WORK TASK — Would you pull out every line of the material that contains the string "title"?

GIVEN ENTRIES —
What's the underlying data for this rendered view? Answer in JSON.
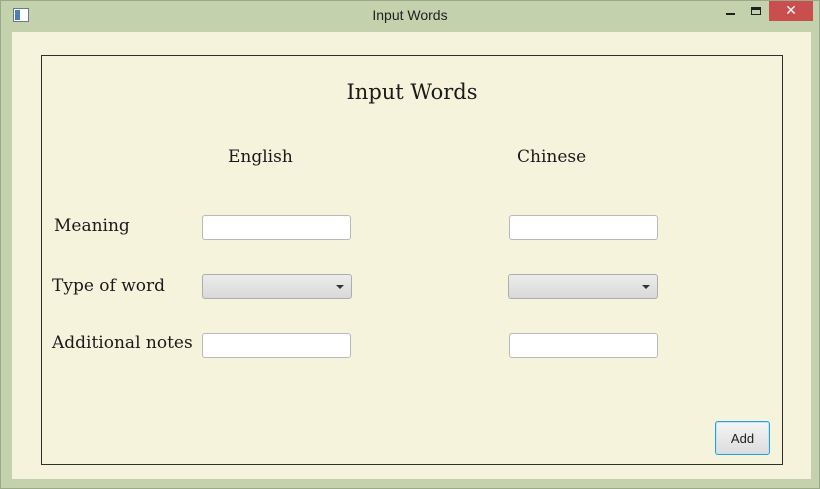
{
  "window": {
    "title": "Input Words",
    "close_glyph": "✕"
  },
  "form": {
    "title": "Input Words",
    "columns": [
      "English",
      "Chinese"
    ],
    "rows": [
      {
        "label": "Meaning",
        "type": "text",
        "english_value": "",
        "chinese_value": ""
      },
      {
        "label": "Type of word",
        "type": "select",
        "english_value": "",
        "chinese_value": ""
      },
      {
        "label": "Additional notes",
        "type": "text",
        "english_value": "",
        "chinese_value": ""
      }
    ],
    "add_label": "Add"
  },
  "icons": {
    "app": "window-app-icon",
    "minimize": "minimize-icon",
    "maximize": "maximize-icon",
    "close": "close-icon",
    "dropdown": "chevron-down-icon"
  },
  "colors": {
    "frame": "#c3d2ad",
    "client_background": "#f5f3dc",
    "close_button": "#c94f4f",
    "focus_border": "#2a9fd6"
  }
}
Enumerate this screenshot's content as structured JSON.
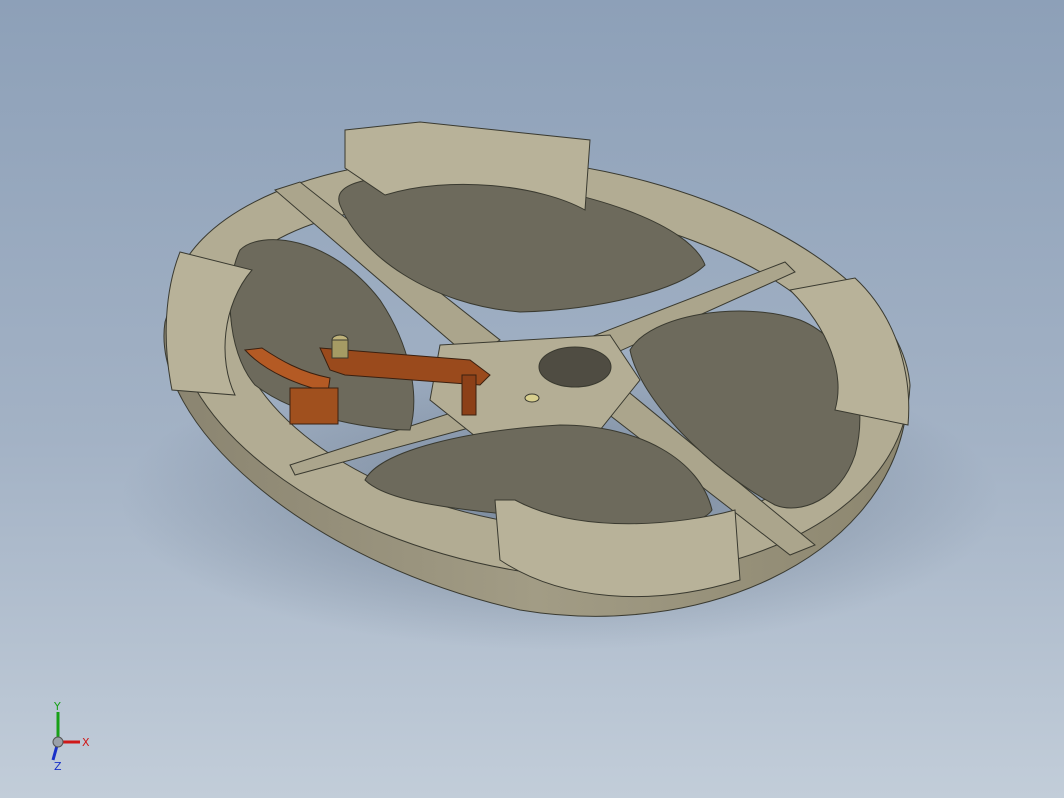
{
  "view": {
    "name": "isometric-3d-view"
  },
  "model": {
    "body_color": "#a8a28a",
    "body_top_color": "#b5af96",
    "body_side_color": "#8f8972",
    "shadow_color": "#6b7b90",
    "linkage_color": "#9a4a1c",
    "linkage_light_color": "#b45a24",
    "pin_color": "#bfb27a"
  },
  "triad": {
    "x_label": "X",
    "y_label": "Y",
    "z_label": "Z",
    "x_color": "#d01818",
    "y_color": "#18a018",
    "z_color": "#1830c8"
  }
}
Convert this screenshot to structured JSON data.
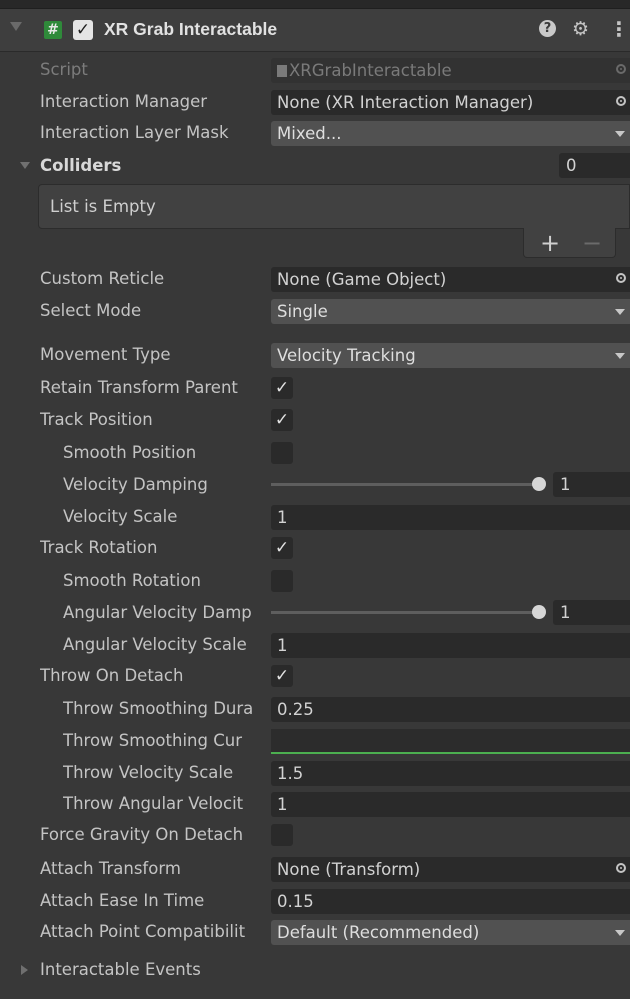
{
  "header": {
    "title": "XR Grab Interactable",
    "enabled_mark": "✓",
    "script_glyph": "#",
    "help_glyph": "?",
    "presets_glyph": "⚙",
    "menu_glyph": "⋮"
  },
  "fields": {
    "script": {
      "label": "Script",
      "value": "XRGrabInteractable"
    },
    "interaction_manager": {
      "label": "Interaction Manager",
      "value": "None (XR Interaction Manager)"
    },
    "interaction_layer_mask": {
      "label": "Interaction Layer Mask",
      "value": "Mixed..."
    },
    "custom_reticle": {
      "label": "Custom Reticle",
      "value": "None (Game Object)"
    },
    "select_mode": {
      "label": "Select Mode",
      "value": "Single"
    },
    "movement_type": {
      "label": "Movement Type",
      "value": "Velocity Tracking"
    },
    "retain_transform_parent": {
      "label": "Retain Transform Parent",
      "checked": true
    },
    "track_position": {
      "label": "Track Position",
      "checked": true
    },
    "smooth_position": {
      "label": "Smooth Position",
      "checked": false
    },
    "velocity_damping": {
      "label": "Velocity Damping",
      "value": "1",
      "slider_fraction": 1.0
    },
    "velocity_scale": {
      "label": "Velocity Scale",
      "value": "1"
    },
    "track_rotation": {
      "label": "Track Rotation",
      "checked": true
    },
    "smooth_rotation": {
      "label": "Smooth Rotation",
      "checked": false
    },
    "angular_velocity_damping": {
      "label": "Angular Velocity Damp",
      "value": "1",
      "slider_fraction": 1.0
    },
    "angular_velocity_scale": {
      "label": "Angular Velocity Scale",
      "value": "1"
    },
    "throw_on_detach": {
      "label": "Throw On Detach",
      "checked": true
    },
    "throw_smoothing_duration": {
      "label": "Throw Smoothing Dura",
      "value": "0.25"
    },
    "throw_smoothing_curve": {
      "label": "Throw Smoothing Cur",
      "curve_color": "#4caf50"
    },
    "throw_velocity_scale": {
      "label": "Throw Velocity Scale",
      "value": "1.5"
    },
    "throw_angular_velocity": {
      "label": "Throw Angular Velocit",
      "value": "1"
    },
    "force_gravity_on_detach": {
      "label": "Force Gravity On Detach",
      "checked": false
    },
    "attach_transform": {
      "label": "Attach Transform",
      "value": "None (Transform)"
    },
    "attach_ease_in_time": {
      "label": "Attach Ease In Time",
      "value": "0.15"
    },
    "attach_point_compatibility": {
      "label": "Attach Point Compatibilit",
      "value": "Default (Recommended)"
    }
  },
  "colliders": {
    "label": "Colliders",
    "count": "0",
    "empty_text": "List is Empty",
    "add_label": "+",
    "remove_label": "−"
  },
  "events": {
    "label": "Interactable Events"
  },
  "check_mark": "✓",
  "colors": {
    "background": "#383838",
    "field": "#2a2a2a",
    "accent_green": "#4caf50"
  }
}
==
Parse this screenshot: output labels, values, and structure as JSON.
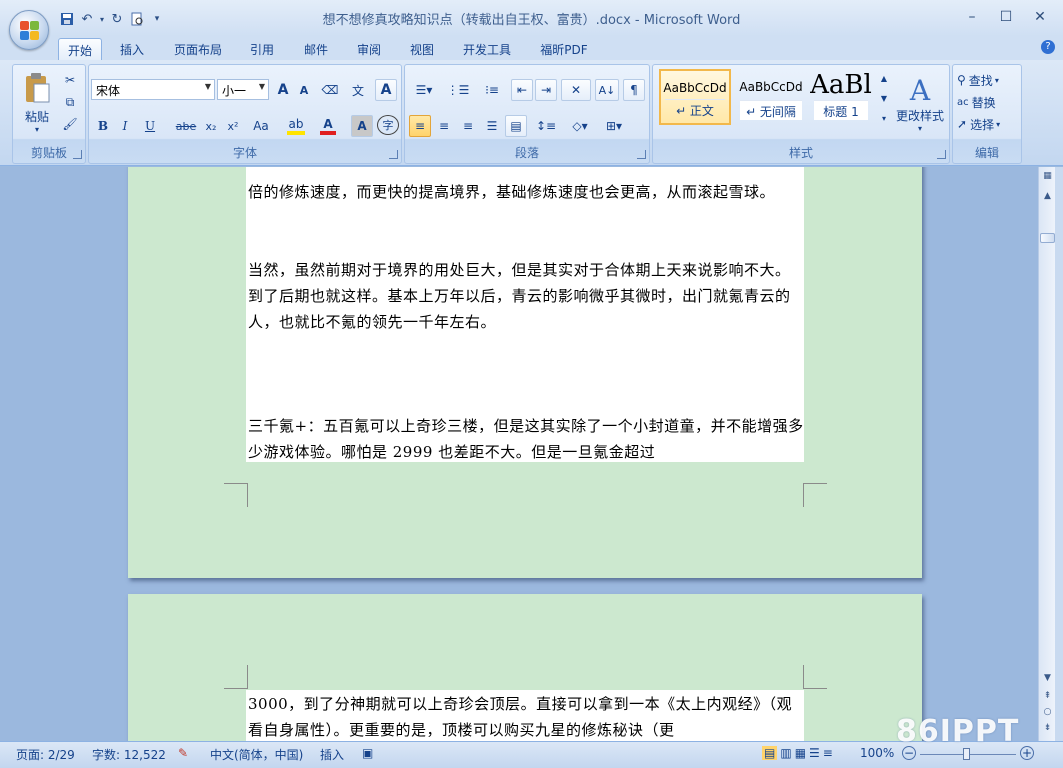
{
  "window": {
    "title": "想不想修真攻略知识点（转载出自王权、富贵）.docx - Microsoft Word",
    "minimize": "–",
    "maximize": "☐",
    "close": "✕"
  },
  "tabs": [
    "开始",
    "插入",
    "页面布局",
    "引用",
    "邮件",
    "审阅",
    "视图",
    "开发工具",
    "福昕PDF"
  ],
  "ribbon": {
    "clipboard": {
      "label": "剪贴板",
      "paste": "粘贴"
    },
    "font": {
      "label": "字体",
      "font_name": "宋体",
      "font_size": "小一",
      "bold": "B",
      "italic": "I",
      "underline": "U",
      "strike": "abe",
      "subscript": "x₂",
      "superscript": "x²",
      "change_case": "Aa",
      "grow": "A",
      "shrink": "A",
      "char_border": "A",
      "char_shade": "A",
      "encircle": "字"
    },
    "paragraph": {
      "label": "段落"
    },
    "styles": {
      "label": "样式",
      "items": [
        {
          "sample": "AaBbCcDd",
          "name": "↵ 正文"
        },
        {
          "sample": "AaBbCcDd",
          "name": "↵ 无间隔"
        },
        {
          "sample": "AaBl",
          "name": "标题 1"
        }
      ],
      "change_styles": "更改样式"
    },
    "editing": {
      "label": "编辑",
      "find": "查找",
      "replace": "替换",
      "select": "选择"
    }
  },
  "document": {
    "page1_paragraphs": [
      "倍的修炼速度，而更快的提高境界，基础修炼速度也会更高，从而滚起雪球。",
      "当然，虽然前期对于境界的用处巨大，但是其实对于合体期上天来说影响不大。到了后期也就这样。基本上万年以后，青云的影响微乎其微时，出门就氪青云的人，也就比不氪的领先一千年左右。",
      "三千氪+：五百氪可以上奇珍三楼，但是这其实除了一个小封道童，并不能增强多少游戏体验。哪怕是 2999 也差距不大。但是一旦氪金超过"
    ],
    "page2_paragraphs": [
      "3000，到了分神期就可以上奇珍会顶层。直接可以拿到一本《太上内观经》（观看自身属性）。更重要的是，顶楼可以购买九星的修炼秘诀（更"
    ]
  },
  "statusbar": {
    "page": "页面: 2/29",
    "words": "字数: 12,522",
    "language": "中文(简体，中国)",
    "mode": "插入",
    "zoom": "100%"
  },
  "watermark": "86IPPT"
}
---
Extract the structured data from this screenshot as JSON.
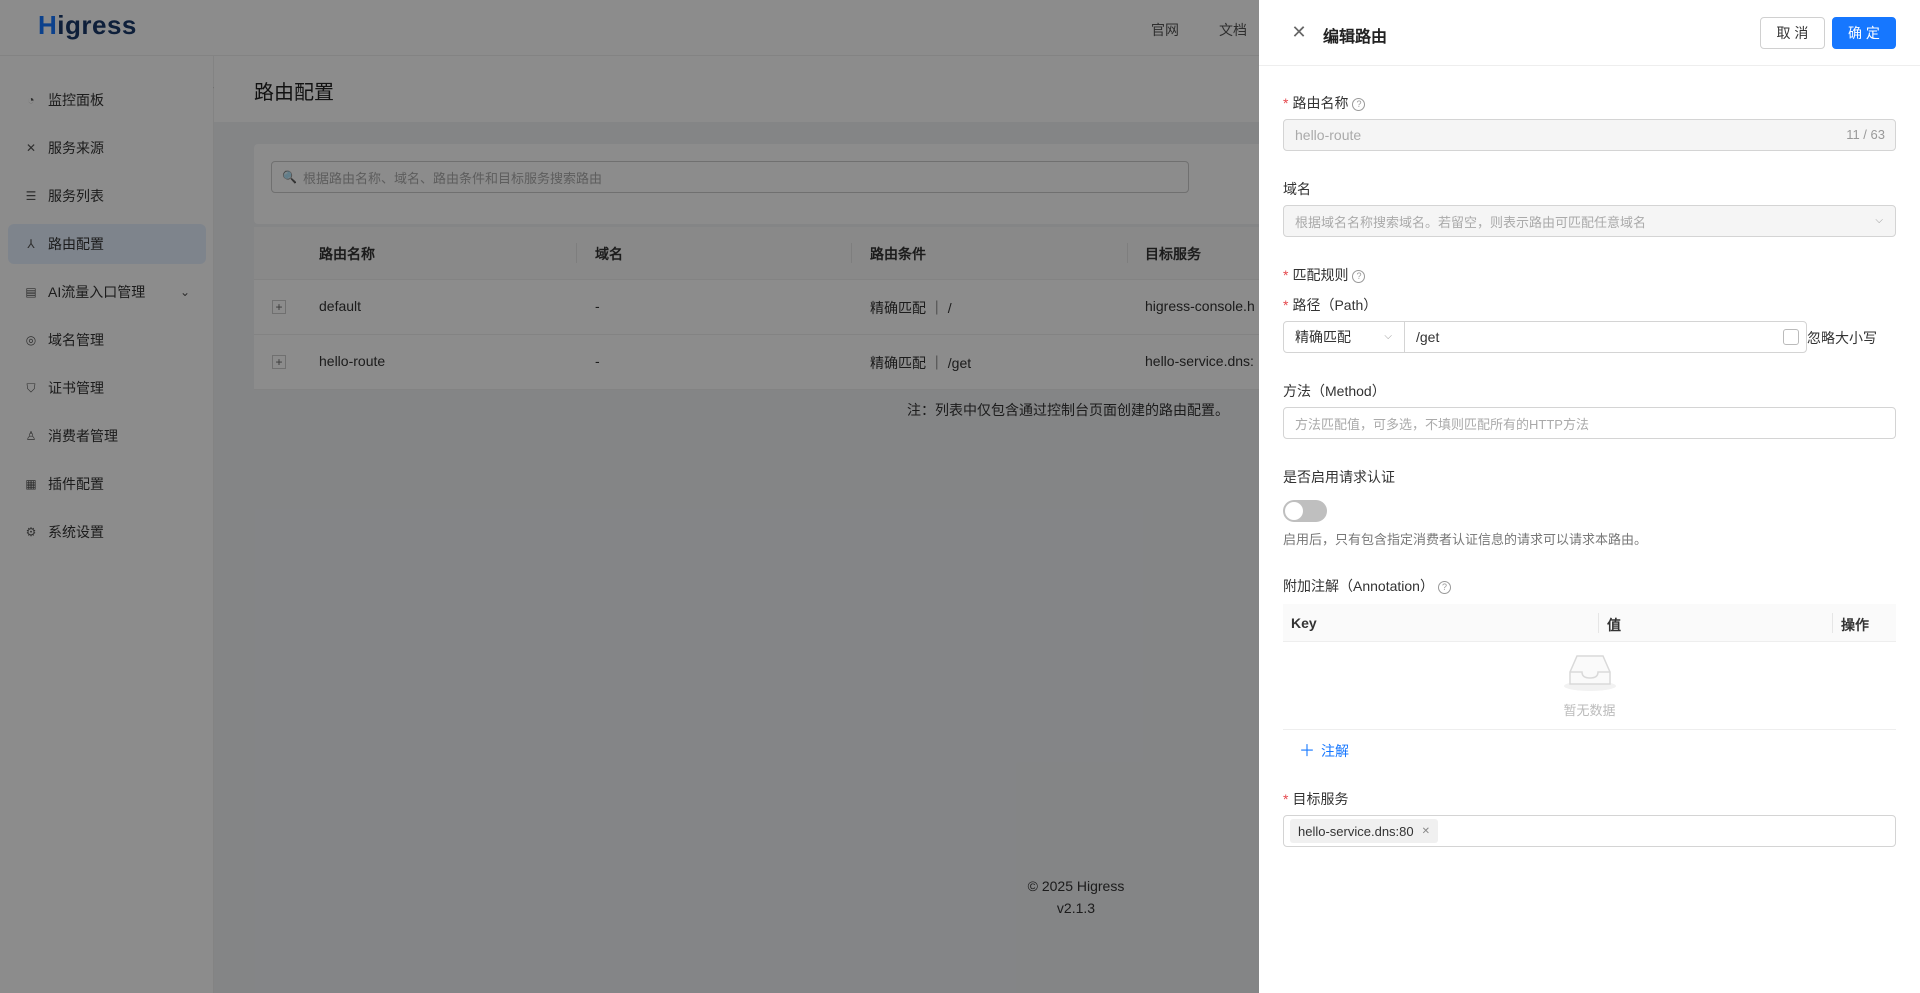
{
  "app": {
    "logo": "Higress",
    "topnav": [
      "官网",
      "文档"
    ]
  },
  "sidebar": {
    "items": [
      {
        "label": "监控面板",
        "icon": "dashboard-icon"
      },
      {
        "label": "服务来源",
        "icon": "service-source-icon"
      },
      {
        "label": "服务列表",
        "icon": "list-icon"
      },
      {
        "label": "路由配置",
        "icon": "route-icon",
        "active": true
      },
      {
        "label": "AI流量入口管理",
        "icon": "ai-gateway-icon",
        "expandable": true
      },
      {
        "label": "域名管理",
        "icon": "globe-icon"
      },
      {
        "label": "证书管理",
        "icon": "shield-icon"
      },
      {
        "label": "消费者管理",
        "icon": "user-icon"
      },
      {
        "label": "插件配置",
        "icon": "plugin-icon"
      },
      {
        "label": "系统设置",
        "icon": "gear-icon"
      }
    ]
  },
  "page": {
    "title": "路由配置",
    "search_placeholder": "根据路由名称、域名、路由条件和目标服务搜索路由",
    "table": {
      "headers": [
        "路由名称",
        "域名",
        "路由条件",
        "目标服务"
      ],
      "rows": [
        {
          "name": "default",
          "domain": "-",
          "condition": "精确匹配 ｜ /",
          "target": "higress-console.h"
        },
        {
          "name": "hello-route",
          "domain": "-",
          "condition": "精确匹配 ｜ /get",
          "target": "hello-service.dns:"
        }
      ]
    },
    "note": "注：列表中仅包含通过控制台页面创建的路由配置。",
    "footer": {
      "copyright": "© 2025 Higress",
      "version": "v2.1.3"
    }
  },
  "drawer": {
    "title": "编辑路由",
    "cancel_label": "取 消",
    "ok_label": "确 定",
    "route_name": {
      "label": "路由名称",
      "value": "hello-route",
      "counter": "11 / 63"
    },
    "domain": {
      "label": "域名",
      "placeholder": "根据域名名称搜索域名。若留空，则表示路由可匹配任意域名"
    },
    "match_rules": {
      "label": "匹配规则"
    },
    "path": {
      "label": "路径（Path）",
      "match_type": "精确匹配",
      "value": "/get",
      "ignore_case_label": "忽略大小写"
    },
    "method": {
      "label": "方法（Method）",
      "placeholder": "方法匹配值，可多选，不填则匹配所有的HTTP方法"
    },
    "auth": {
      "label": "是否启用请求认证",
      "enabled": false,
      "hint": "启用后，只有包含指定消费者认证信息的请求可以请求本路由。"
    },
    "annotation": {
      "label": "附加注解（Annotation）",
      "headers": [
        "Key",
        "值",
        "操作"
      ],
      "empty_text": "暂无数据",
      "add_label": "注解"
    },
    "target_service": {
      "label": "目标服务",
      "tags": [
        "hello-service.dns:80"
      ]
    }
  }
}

OUTPUT OF THE EXERCISE —
    "title": "Input Words",
    "title": "Input Words",
    "title": "XR Grab Interactable",
    "title": "想不想修真攻略知识点（转载出自王权、富贵）.docx - Microsoft Word",
    "title": "路由配置",
    "title": "编辑路由",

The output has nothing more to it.